Notre Dame scored a dramatic 2-0 win over Haldane in the state Class C final played June 11 at the Adirondack Sports Complex in Queensbury. The Crusaders had advanced to the final with a 6-5 comeback victory earlier that day over Greenwich of Section 2. ND not only won the first softball title in school history, but did it in extremely rare fashion: with an unblemished 26-0 record.
In the title game against Haldane of Section 1, Notre Dame battled to a 0-0 tie after seven innings of regulation thanks to the arm of pitching star Olivia May. It also was May who, in the top of the eighth, smacked a leadoff double and eventually advanced to third base in setting the stage for Drake’s heroics.
"There were two outs and I knew I had to get Olivia in somehow," Drake recalled. She got May in, as well as herself, by popping an offering from Haldane pitcher Chelsea Lisikatos over the fence. Upon being greeted by teammates at home plate, "I got pummeled," Drake remarked.
The Blue Devils threatened in the bottom of the eighth, putting runners on first and second bases with one out, but a strikeout and force play ended the game and gave ND its storybook ending. May finished with a four-hitter and Alivia Clark provided strong defense by making two diving catches in right field.
In the state semifinal against Greenwich a few hours earlier, ND entered the seventh inning trailing 5-4 after having once led 3-0. But the Crusaders parlayed four walks and a fielder’s choice into two runs and May then set the Witches down one-two-three in the bottom of the inning.
Notre Dame had reached the state Final Four with a 6-0 victory over South Lewis of Section 3 on June 7 in Class C quarterfinal play. May threw a seven-hitter, and the ND offense was led by Rebecca Saggiomo and Sydney Youmans, who each drove in two runs.

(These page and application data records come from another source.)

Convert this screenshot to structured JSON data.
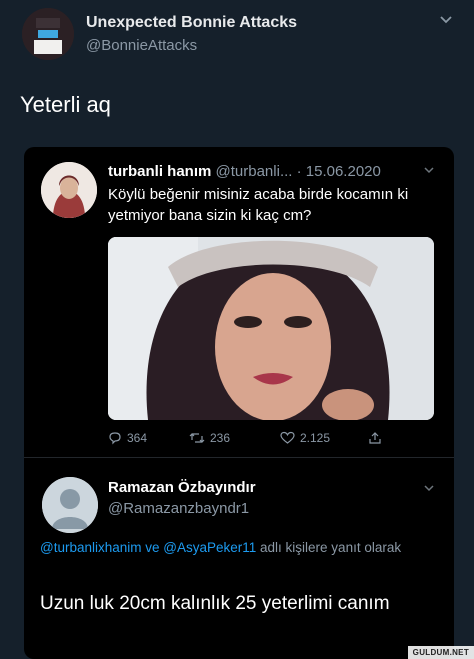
{
  "tweet": {
    "display_name": "Unexpected Bonnie Attacks",
    "handle": "@BonnieAttacks",
    "text": "Yeterli aq"
  },
  "quoted": {
    "name": "turbanli hanım",
    "handle_date": "@turbanli... · 15.06.2020",
    "text": "Köylü beğenir misiniz acaba birde kocamın ki yetmiyor bana sizin ki kaç cm?",
    "replies": "364",
    "retweets": "236",
    "likes": "2.125"
  },
  "reply": {
    "name": "Ramazan Özbayındır",
    "handle": "@Ramazanzbayndr1",
    "mentions": "@turbanlixhanim ve @AsyaPeker11",
    "context": "adlı kişilere yanıt olarak",
    "text": "Uzun luk 20cm kalınlık 25 yeterlimi canım"
  },
  "watermark": "GULDUM.NET",
  "colors": {
    "background": "#15202b",
    "card": "#000000",
    "link": "#1d9bf0",
    "muted": "#8b98a5"
  }
}
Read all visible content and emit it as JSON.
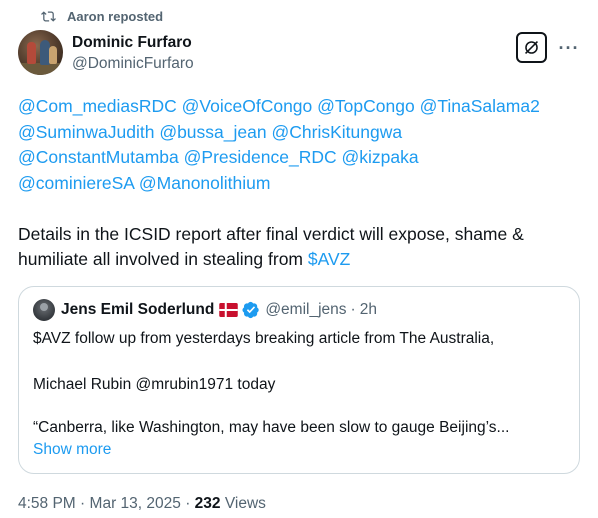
{
  "repost": {
    "label": "Aaron reposted",
    "icon": "repost-icon"
  },
  "author": {
    "display_name": "Dominic Furfaro",
    "handle": "@DominicFurfaro"
  },
  "actions": {
    "grok_icon": "grok-icon",
    "more_icon": "more-icon",
    "more_label": "···"
  },
  "mentions": [
    "@Com_mediasRDC",
    "@VoiceOfCongo",
    "@TopCongo",
    "@TinaSalama2",
    "@SuminwaJudith",
    "@bussa_jean",
    "@ChrisKitungwa",
    "@ConstantMutamba",
    "@Presidence_RDC",
    "@kizpaka",
    "@cominiereSA",
    "@Manonolithium"
  ],
  "body": {
    "text": "Details in the ICSID report after final verdict will expose, shame & humiliate all involved in stealing from ",
    "cashtag": "$AVZ"
  },
  "quote": {
    "name": "Jens Emil Soderlund",
    "flag_icon": "denmark-flag-icon",
    "verified_icon": "verified-badge-icon",
    "handle": "@emil_jens",
    "separator": "·",
    "time": "2h",
    "line1": "$AVZ follow up from yesterdays breaking article from The Australia,",
    "line2": "Michael Rubin @mrubin1971 today",
    "line3": "“Canberra, like Washington, may have been slow to gauge Beijing’s...",
    "show_more": "Show more"
  },
  "meta": {
    "time": "4:58 PM",
    "sep1": "·",
    "date": "Mar 13, 2025",
    "sep2": "·",
    "views_count": "232",
    "views_label": "Views"
  },
  "colors": {
    "link": "#1d9bf0",
    "secondary": "#536471",
    "primary_text": "#0f1419",
    "border": "#cfd9de",
    "verified": "#1d9bf0",
    "flag_red": "#c8102e"
  }
}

Three days before that, the top-seeded Crusaders earned the Section 4 Class C crown by winning 2-0 over third-seeded Tioga thanks to a familiar story line: The winning runs came in the fifth inning when Drake smacked a two-run homer, scoring May ahead of her. ND had advanced to the sectional final by winning 9-0 over Bainbridge-Guilford in quarterfinal play on June 1 and the same 9-0 score over Thomas A. Edison in a semifinal contest on June 3.
In addition to pitching two shutouts in the state tournament, May threw two-hit shutouts in all three of her sectional games. The rubber-armed sophomore shut out 16 opponents overall this season, pitching all but three innings of ND’s 26 games — including 15 innings of work in the final two state games on June 11.
Drake, in addition to her game-deciding home runs in the sectional and state finals, had a grand slam in Notre Dame’s 6-1 victory over Whitney Point in the Interscholastic Athletic Conference Large School championship game on May 18.
"Something must be changing inside me that I can pull out something clutch like this," she said.
Whatever she’s pulling out, it seems also to pervade the rest of the team based on the Crusaders’ many down-to-the wire victories. Steve Weber, the Crusaders’ head coach, said he told his players before the season that they were talented enough to set a state championship as their goal. But could anybody possibly have fathomed going undefeated as well?
"I honestly don’t think so; 26-0 is just unbelievable. Maybe at least one game you’d think we would have lost," Drake said.
A three-game stretch during the regular season reveals just how many close shaves occurred: Notre Dame was extended to 10 innings by Newark Valley before winning 3-2 on May 6; then came a 4-3 victory over Tioga on May 9 and a 4-2 decision over Edison on May 11. Weber said those narrow finishes may well have set the tone for ND’s heroics in the nail-biting state semifinal and final contests.
"We played in a pretty tough league this year, so we were able to have a lot of those close games. In three or four of them, we had to come from behind in the sixth or seventh inning to win," said Weber, who is enjoying his second career state championship: He also coached ND girls’ soccer to the state crown in the fall of 2003.
Drake attributed all of those wins to her squad’s relentless quest to be crowned as state champs.
"This team has the most heart out of any team I’ve ever played on. We just never give up," she commented.